To illustrate this idea of client-centered therapy, Erickson once told his story to an assembled group of psychiatrists:
I was returning from high school one day and a runaway horse with a bridle sped past a group of us into a farmer's yard, looking for a drink of water. The farmer didn't recognize it so I jumped up to the horse's back, took hold of the reins and said "Giddy-up" and headed for the highway. I knew the horse would take me to the right directionŠ I didn't know what the right direction was. And the horse trotted and galloped along. Now and then he would forget he was on an highway and would start off into a field. So I would pull on him a bit and call his attention to the fact that the highway was where he was supposed to be. And finally about four miles from where I had boarder him he turned into a farmyard and the farmer said, "So that's how the critter came back. Where did you find him?" I said, "about four miles from here." "How did you know he should come here?" I said, "I didn't knowŠ the horse knew. All I did was keep his attention on the road."Š I think that is how you do psychotherapy.

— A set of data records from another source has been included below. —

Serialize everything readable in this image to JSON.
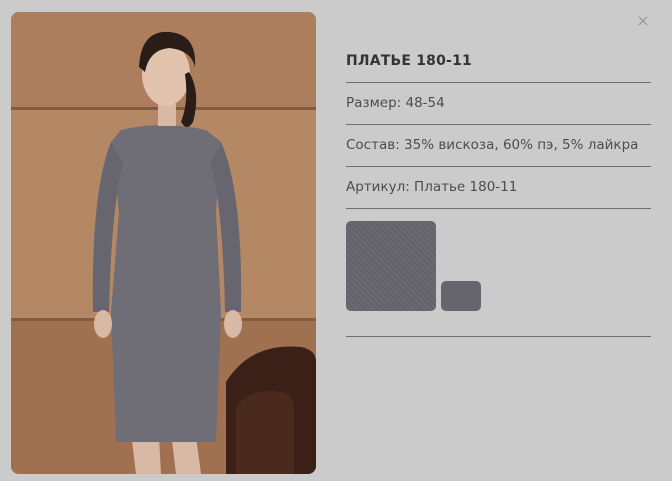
{
  "close": {
    "glyph": "×"
  },
  "product": {
    "title": "ПЛАТЬЕ 180-11",
    "size": "Размер: 48-54",
    "composition": "Состав: 35% вискоза, 60% пэ, 5% лайкра",
    "article": "Артикул: Платье 180-11"
  },
  "colors": {
    "swatch": "#66656e",
    "background": "#cbcbcb"
  }
}
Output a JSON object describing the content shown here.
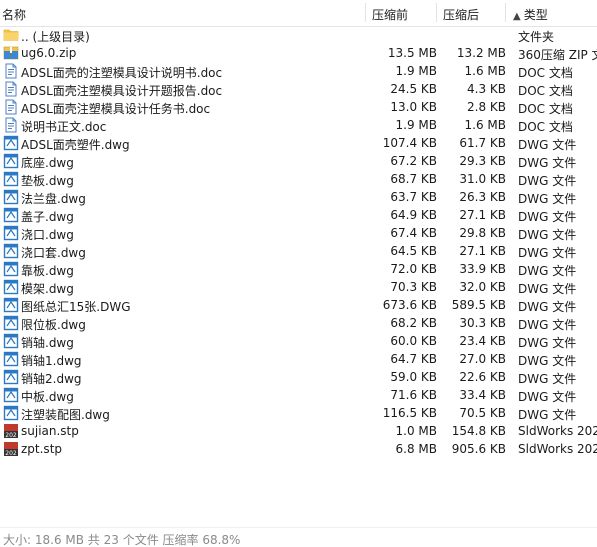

Often, Erickson didn't use a formal trace induction. Instead he talk stories that has a deeper meaning. Sometimes that meaning was clear, most times it was not. At least not to the person's conscious mind. For example, a twelve-year-old boy was brought in to see Erickson about bedwetting. Erickson dismissed his parents and began talking to the boy about other topics, avoiding a direct discussion about bedwetting altogether. Upon learning that the boy played baseball and his brother football, Erickson elaborated on the fine muscle coordination it takes to play baseball, compared to the uncoordinated muscle skills used in football. The boy listened raptly as Erickson described in fine detail all the muscle adjustments his body automatically makes in order to position him underneath the ball and catch it: the glove has to be opened at just the right moment and clamped down again at just the right moment. When transferring the ball to another hand, the same kind of fine muscle control is needed. Then, when throwing the ball to the infield, if one lets go too soon, it doesn't go where on wants it to go. Likewise letting go too late leads to an undesired outcome and consequently to frustration. Erickson explained that letting go just at the right time gets it to go where one wants it to go, and that constitutes successŠ in baseball. Therapy with this young man consisted of four sessions that included talks about other sports, boy scouts, and muscles. But bedwetting was not discussed, and "formal hypnosis" was not conducted. The boy's bedwetting disappeared soon thereafter.
And what could you expect if you decided to go to an Ericksonian hypnotherapist today? Hard to specify. In much the same way that Erickson treated every patient on a very individual basis, there are as many approaches to the continuation of his work as there are followers of it. There is a joke that kind of sums it up: "How many Ericksonian hypnotherapists does it take to change a light bulb?" Answer: "Seventeen. One to change the bulb and sixteen to argue how Milton would have done it."